Up with Context
have spent a good portion of the last 12 years speaking and writing about the end of the Age of Broadcast and the beginning of a new era, an era where technology and people come closer together, an era when marketers will stop trying tell people what they should want and will start listening to people on the social web say what they do want; it is an era where things and people the world over become part of one humongous network, where everyone and everything can interact, and people can decide for themselves how much or how little they choose to interact.
I am all for this, as I have so often expressed. Despite the dangers I see such as the loss of privacy or children being raised with so much technological connection that they have lost the ability to understand body language. There are prices to pay with the birth of any new era and the greater the era, the steeper the price may be.
But today, I am not thinking much about the magnitude of things, how little things–such as a discarded radio–may portend greater things such as the accelerating demise of what remains of the so-recently powerful Age of Broadcast and the relentless rise of Contextual Technologies.
Today I am thinking of the life and death of appliance and devices, personal items that social archeologists will study centuries from now to understand who we are today.
Recently, I was in Sydney Australia, where I visited the Powerhouse Museum, which has several floors displaying examples of design, technology, and crafts. On the second floor, there is a small room dedicated to the history of personal technology starting with the electric typewriter and moving quickly through the 26-pound Osborne Portable Computer, the Macintosh , walkie-talkie type cell phones and other devices, all of which I have seen, used, owned in my adult lifetime. There are videos by people with whom I have crossed paths including Doug Engelbart who was among the first to argue that digital technologies should extend human capabilities rather than replace them, but is mostly remembered for the optical computer mouse. There’s black and white videos of Wozniak and Jobs as they looked when I first met them in 1980. There’s the first Mac SE, which for many years was my most prized possession.As we enter the dawn of this new Age of Context, the tools of our lives become artifacts far more rapidly than has ever happened. Somewhere, perhaps, a Proton 320 may be preserved under glass, where people my age can bring their grandchildren to stare at and see how quaint we were back at the end of the last century.
This is not something to lament, so much as to marvel at. I am think a lot these days about what artifacts will be preserved for my grandchildren’s grandchildren to marvel and giggle at in the Powerhouse Museums of the future. I think about that as I look at new phone standards that begin to allow buyers to tell sellers what they want rather than the reverse. I think about that when I see the nascent disruption in entertainment, education, marketing, exploration, health and commerce being pushed rapidly by innovations in augmented and virtual reality.

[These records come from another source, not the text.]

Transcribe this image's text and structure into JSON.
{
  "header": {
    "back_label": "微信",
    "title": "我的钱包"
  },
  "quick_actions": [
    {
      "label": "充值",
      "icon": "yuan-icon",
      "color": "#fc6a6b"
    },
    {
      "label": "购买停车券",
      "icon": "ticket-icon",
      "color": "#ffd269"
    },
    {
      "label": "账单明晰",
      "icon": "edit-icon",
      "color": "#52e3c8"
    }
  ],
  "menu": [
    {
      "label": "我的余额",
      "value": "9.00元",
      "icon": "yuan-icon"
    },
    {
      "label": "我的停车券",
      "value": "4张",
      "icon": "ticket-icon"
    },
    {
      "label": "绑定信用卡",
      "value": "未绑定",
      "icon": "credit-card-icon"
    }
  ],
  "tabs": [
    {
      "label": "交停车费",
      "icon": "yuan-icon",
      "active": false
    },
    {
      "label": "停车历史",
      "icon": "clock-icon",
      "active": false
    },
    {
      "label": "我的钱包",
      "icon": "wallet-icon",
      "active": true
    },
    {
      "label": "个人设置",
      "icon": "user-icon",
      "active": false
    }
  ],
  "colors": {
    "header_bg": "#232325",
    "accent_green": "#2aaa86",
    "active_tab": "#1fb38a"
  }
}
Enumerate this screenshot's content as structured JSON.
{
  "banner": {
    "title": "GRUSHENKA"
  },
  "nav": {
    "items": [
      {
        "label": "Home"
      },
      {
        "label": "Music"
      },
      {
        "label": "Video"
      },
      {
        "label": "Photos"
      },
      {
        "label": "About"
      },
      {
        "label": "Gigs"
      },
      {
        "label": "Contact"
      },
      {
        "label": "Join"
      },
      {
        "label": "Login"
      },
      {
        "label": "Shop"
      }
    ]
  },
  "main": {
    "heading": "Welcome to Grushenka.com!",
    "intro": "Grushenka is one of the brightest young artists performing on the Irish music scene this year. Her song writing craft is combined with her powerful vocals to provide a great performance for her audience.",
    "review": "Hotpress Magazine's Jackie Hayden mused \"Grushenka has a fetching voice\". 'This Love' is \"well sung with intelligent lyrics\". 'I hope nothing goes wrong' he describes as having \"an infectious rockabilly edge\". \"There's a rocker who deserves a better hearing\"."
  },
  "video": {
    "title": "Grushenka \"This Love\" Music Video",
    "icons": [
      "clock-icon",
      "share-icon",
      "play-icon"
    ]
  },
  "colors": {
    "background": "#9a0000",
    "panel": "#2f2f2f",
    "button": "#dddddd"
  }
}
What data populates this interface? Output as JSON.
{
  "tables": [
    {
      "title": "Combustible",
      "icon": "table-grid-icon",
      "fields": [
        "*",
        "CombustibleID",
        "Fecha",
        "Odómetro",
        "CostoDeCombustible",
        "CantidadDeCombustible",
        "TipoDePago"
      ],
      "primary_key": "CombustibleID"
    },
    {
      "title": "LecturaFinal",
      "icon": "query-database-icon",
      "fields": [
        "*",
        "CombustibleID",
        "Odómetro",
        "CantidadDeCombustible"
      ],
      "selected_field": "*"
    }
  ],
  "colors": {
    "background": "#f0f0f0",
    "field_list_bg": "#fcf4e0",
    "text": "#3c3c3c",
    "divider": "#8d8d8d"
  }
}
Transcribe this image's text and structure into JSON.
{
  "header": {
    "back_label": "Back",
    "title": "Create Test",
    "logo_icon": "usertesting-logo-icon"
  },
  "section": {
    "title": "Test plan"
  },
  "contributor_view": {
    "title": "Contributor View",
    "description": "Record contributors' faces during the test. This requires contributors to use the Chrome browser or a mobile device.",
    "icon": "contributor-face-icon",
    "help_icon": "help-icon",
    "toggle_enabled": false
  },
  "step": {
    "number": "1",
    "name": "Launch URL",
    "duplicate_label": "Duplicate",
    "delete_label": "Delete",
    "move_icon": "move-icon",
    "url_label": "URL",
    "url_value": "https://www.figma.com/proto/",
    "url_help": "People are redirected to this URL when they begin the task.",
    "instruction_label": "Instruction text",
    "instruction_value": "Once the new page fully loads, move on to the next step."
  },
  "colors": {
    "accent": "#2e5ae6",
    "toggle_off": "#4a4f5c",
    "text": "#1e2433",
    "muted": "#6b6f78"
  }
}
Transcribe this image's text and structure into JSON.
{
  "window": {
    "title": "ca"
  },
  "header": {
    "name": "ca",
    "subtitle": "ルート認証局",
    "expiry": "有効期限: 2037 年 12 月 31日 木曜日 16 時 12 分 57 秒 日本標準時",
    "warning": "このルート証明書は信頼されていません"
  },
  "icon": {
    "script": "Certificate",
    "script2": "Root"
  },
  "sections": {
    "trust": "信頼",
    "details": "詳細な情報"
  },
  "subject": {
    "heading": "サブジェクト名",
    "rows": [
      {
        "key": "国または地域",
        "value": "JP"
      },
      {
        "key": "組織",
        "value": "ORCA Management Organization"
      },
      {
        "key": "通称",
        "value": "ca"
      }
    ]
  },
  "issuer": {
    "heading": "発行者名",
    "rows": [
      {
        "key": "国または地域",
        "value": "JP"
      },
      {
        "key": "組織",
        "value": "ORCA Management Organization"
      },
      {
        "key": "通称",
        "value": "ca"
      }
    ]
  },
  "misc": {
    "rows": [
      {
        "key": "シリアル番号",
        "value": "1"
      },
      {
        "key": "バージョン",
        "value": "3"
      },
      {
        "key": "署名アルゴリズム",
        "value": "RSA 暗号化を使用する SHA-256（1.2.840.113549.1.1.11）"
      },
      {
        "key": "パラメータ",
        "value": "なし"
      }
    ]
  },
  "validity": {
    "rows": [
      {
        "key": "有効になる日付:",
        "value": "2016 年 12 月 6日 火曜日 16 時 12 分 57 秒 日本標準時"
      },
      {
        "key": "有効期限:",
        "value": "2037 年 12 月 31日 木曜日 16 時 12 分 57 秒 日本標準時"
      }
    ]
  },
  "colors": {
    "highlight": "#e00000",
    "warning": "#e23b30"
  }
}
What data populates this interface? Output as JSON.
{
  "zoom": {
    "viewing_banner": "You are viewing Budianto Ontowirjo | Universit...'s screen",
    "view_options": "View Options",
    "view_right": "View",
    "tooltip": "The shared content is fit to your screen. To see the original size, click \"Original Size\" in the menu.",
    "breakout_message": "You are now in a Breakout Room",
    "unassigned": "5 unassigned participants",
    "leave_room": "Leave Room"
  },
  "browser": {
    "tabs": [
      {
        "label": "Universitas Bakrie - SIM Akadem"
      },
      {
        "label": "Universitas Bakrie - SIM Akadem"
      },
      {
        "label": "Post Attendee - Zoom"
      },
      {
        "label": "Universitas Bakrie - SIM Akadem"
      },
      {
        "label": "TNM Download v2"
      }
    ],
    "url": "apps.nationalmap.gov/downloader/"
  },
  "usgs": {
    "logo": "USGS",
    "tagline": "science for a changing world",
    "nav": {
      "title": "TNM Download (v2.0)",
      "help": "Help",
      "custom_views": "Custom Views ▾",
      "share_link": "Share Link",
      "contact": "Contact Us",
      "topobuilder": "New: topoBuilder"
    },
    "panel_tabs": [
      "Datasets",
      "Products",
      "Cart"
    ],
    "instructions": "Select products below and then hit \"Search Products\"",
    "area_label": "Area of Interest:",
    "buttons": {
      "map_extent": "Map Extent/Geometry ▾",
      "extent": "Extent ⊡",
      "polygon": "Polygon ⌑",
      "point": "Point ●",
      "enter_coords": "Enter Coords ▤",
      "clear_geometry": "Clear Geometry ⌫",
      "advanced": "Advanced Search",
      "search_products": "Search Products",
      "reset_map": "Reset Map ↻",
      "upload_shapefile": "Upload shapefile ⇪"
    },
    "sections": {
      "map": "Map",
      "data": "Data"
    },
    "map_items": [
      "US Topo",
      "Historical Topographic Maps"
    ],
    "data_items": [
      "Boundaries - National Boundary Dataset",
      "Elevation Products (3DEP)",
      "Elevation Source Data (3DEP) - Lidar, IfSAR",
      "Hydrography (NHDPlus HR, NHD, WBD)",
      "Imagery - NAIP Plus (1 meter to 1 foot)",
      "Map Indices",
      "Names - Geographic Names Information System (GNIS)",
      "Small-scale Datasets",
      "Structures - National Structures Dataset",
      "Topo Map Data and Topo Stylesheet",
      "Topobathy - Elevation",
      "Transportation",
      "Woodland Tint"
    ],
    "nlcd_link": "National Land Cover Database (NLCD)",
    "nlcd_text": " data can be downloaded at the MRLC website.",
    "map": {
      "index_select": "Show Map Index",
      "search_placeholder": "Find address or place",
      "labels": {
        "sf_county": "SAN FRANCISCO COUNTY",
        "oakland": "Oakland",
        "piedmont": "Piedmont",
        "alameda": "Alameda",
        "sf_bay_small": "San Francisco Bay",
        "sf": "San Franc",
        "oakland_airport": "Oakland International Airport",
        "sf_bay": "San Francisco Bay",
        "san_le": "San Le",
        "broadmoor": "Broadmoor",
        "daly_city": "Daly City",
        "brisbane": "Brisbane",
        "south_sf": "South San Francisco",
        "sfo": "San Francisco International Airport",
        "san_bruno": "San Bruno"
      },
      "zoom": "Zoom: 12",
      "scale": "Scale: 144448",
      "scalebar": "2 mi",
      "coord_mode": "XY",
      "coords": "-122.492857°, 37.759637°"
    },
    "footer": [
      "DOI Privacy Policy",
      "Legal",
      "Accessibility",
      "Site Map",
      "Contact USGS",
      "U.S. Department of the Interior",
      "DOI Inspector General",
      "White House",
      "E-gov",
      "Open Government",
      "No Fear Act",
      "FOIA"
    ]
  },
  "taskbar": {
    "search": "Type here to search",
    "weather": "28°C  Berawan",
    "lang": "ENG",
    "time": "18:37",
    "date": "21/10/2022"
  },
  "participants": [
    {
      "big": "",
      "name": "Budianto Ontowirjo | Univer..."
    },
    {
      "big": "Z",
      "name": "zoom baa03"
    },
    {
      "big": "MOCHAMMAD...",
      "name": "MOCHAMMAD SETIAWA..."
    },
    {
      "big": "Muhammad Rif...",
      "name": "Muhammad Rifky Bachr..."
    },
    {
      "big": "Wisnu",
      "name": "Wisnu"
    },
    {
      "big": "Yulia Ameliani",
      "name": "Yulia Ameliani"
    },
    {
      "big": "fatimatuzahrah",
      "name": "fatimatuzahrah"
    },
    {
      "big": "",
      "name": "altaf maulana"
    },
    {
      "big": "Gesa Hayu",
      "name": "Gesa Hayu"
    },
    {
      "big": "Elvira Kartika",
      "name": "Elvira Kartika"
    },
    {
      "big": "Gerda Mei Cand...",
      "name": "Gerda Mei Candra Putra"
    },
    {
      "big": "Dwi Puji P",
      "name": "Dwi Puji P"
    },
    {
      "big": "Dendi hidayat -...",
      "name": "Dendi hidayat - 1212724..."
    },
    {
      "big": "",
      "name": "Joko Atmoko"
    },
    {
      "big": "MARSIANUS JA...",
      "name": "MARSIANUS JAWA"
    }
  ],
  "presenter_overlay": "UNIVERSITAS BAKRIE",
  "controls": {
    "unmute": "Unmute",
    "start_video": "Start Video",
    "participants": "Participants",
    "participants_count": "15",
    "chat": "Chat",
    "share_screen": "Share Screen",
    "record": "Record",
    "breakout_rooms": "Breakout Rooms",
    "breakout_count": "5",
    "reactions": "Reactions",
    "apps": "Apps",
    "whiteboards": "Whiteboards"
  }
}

For one thing, I believe the mobile phone will be an artifact under glass to be remembered with the same sort of nostalgia I feel for my first manual typewriter, or the 1965 Ford Falcon that was my first car. For another, I believe that screens will disappear as VR and AR allow us to see people we want to talk with as holographic images stand or dance before us and as movies, concerts and sporting events start surrounding fans rather than having fans and audience surround performances.
The devices I have owned when from leading edge to obsolete in a period of time far shorter than I had thought will happen. I am reasonable certain that phones and screens are about to start experiencing the very same fates.